However, the challenge I have seen in many projects is how “generalized” one could be while performing the role. Most of the projects are, so budget and time constrained that everyone is part of the rat race. They just want to get things done, and there is hardly any time for the team members to learn from each other and building generalized skills.
Building cross-functional and T-shaped skills is not easy. It needs a dedicated attention, time, effort and $ is involved from the organization to enable this. One cannot ask a developer to sit with a tester for a few days and learn testing. Personally I believe that testers mindset is something that comes with passion. In addition, mindsets of developers and testers are different.
There is one more reason behind having dedicated testers, and this is due to “IKEA effect”. The Harvard article concludes that,
“When people use their labor to construct a particular product, they value it more than if they didn't put any effort into its creation, even if it is done poorly.”
In the context of this article, when developers create the code, they value their creation more than the testers. The developer doesn’t like someone finding fault with their creation. This is one of the reasons why one gets to hear all sorts of excuses from the developers.
This is where sometimes I get skeptical about building generalized skills between testers and developers. It is easier to learn testing tools and few skills, however, inculcating “testers mindset” is a challenging task.

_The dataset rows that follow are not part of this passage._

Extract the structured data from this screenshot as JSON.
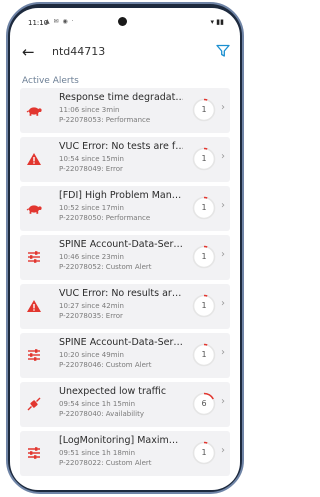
{
  "status": {
    "time": "11:10",
    "icons": "▲ ✉ ◉ ·",
    "right": "▾ ▮▮"
  },
  "appbar": {
    "title": "ntd44713"
  },
  "section_title": "Active Alerts",
  "colors": {
    "alert_red": "#e2362f",
    "card_bg": "#f2f2f4",
    "accent": "#1b8fd0"
  },
  "alerts": [
    {
      "icon": "turtle-icon",
      "title": "Response time degradat…",
      "time": "11:06 since 3min",
      "id_type": "P-22078053: Performance",
      "count": "1",
      "progress": 0.05
    },
    {
      "icon": "warning-triangle-icon",
      "title": "VUC Error: No tests are f…",
      "time": "10:54 since 15min",
      "id_type": "P-22078049: Error",
      "count": "1",
      "progress": 0.05
    },
    {
      "icon": "turtle-icon",
      "title": "[FDI] High Problem Man…",
      "time": "10:52 since 17min",
      "id_type": "P-22078050: Performance",
      "count": "1",
      "progress": 0.05
    },
    {
      "icon": "sliders-icon",
      "title": "SPINE Account-Data-Ser…",
      "time": "10:46 since 23min",
      "id_type": "P-22078052: Custom Alert",
      "count": "1",
      "progress": 0.05
    },
    {
      "icon": "warning-triangle-icon",
      "title": "VUC Error: No results ar…",
      "time": "10:27 since 42min",
      "id_type": "P-22078035: Error",
      "count": "1",
      "progress": 0.05
    },
    {
      "icon": "sliders-icon",
      "title": "SPINE Account-Data-Ser…",
      "time": "10:20 since 49min",
      "id_type": "P-22078046: Custom Alert",
      "count": "1",
      "progress": 0.05
    },
    {
      "icon": "plug-icon",
      "title": "Unexpected low traffic",
      "time": "09:54 since 1h 15min",
      "id_type": "P-22078040: Availability",
      "count": "6",
      "progress": 0.17
    },
    {
      "icon": "sliders-icon",
      "title": "[LogMonitoring] Maxim…",
      "time": "09:51 since 1h 18min",
      "id_type": "P-22078022: Custom Alert",
      "count": "1",
      "progress": 0.05
    }
  ]
}
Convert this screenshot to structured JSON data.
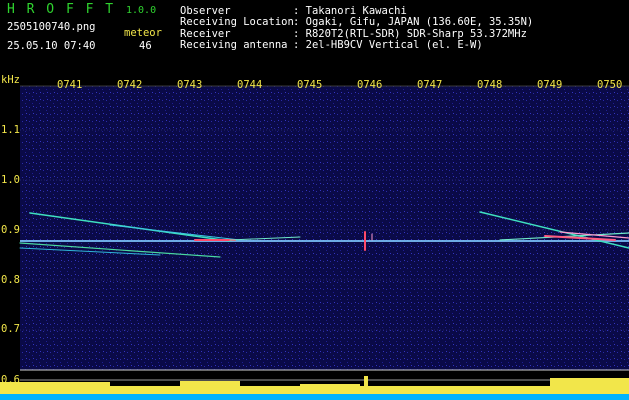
{
  "app": {
    "name": "H R O F F T",
    "version": "1.0.0",
    "filename": "2505100740.png",
    "timestamp": "25.05.10 07:40",
    "meteor_label": "meteor",
    "meteor_count": "46"
  },
  "info": [
    {
      "label": "Observer",
      "value": ": Takanori Kawachi"
    },
    {
      "label": "Receiving Location",
      "value": ": Ogaki, Gifu, JAPAN (136.60E, 35.35N)"
    },
    {
      "label": "Receiver",
      "value": ": R820T2(RTL-SDR) SDR-Sharp 53.372MHz"
    },
    {
      "label": "Receiving antenna",
      "value": ": 2el-HB9CV Vertical (el. E-W)"
    }
  ],
  "axis": {
    "unit": "kHz",
    "time_ticks": [
      "0741",
      "0742",
      "0743",
      "0744",
      "0745",
      "0746",
      "0747",
      "0748",
      "0749",
      "0750"
    ],
    "freq_ticks": [
      "1.1",
      "1.0",
      "0.9",
      "0.8",
      "0.7",
      "0.6"
    ]
  },
  "colors": {
    "background": "#000000",
    "spectrogram_bg": "#0a0a4a",
    "title_green": "#2fd32f",
    "label_yellow": "#f2e64a",
    "carrier": "#8ad0ff",
    "meteor": "#3fe0c0",
    "hot": "#ff4060",
    "level_bar": "#f2e64a",
    "baseline": "#00b4ff"
  }
}
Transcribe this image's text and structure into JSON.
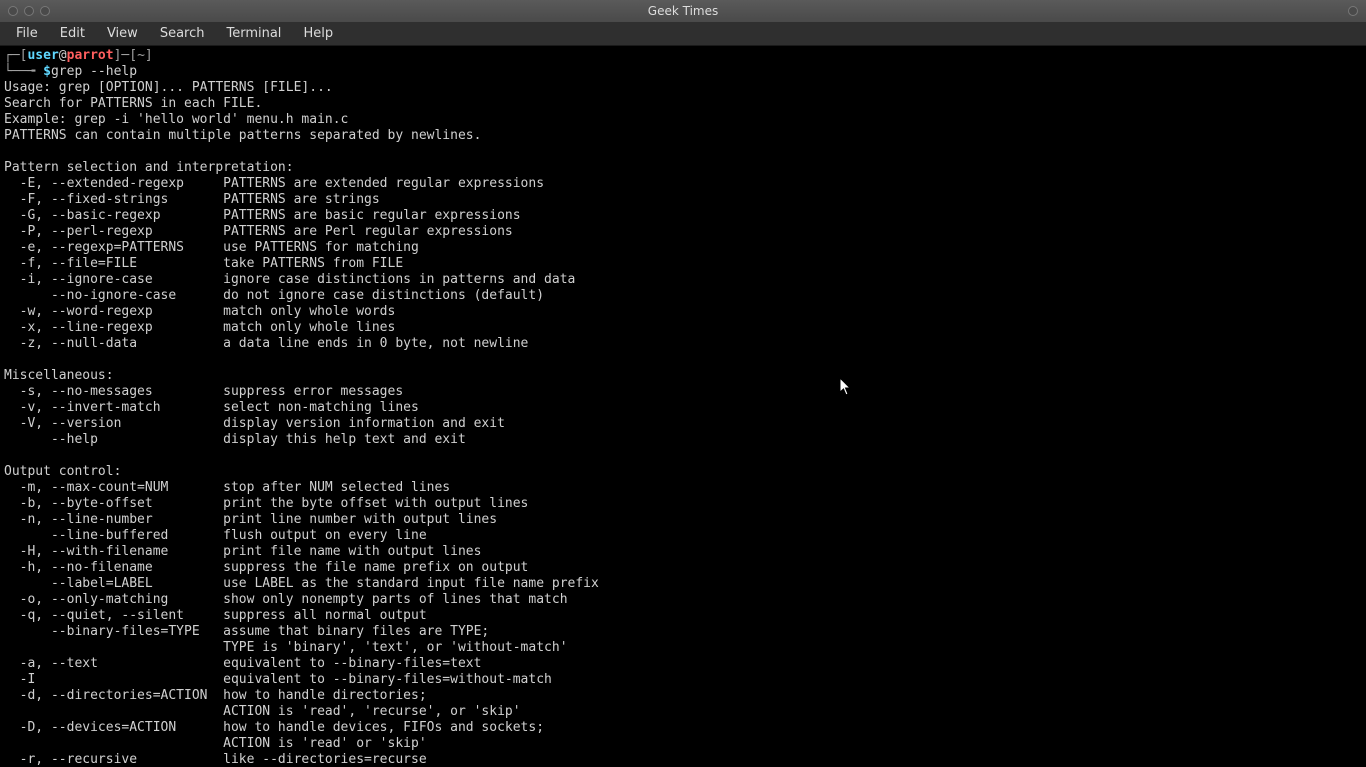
{
  "window": {
    "title": "Geek Times"
  },
  "menubar": {
    "items": [
      "File",
      "Edit",
      "View",
      "Search",
      "Terminal",
      "Help"
    ]
  },
  "prompt": {
    "lbracket": "┌─[",
    "user": "user",
    "at": "@",
    "host": "parrot",
    "rbracket_path": "]─[~]",
    "line2_prefix": "└──╼ ",
    "dollar": "$",
    "command": "grep --help"
  },
  "output": {
    "usage": "Usage: grep [OPTION]... PATTERNS [FILE]...",
    "search": "Search for PATTERNS in each FILE.",
    "example": "Example: grep -i 'hello world' menu.h main.c",
    "patterns_note": "PATTERNS can contain multiple patterns separated by newlines.",
    "section1_title": "Pattern selection and interpretation:",
    "section1": [
      "  -E, --extended-regexp     PATTERNS are extended regular expressions",
      "  -F, --fixed-strings       PATTERNS are strings",
      "  -G, --basic-regexp        PATTERNS are basic regular expressions",
      "  -P, --perl-regexp         PATTERNS are Perl regular expressions",
      "  -e, --regexp=PATTERNS     use PATTERNS for matching",
      "  -f, --file=FILE           take PATTERNS from FILE",
      "  -i, --ignore-case         ignore case distinctions in patterns and data",
      "      --no-ignore-case      do not ignore case distinctions (default)",
      "  -w, --word-regexp         match only whole words",
      "  -x, --line-regexp         match only whole lines",
      "  -z, --null-data           a data line ends in 0 byte, not newline"
    ],
    "section2_title": "Miscellaneous:",
    "section2": [
      "  -s, --no-messages         suppress error messages",
      "  -v, --invert-match        select non-matching lines",
      "  -V, --version             display version information and exit",
      "      --help                display this help text and exit"
    ],
    "section3_title": "Output control:",
    "section3": [
      "  -m, --max-count=NUM       stop after NUM selected lines",
      "  -b, --byte-offset         print the byte offset with output lines",
      "  -n, --line-number         print line number with output lines",
      "      --line-buffered       flush output on every line",
      "  -H, --with-filename       print file name with output lines",
      "  -h, --no-filename         suppress the file name prefix on output",
      "      --label=LABEL         use LABEL as the standard input file name prefix",
      "  -o, --only-matching       show only nonempty parts of lines that match",
      "  -q, --quiet, --silent     suppress all normal output",
      "      --binary-files=TYPE   assume that binary files are TYPE;",
      "                            TYPE is 'binary', 'text', or 'without-match'",
      "  -a, --text                equivalent to --binary-files=text",
      "  -I                        equivalent to --binary-files=without-match",
      "  -d, --directories=ACTION  how to handle directories;",
      "                            ACTION is 'read', 'recurse', or 'skip'",
      "  -D, --devices=ACTION      how to handle devices, FIFOs and sockets;",
      "                            ACTION is 'read' or 'skip'",
      "  -r, --recursive           like --directories=recurse"
    ]
  }
}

I am not saying that developers shouldn’t take the quality responsibility. However, it should not be left only on the “creators”. Contrary to the popular beliefs, testers have a much important and key role in Agile environments.
There are some on and off threads on the internet, and rumors around Facebook don’t have testers. Sometimes it is hard to believe that a large organization which supports millions of users, robust, scalable platform has no testers!!
As I conclude this article, let me ask you this, have you come across projects with no dedicated testers? How effective were you in building “generalized skills” between developers/testers?
About Venkatesh Krishnamurthy - Venkatesh Krishnamurthy is a delivery coach in a large insurance company in Melbourne, Australia. After completing his bachelors degree in Computer Science and Engineering, Mr.Krishnamurthy has spent the last 15 years working for major industries such as telecom, finance, healthcare and automative. Mr.Krishnamurthy's innate interests in Cognitive science lead him to easily gain mastery in the Agile methods and processes such as Scrum, XP, lean and Six Sigma.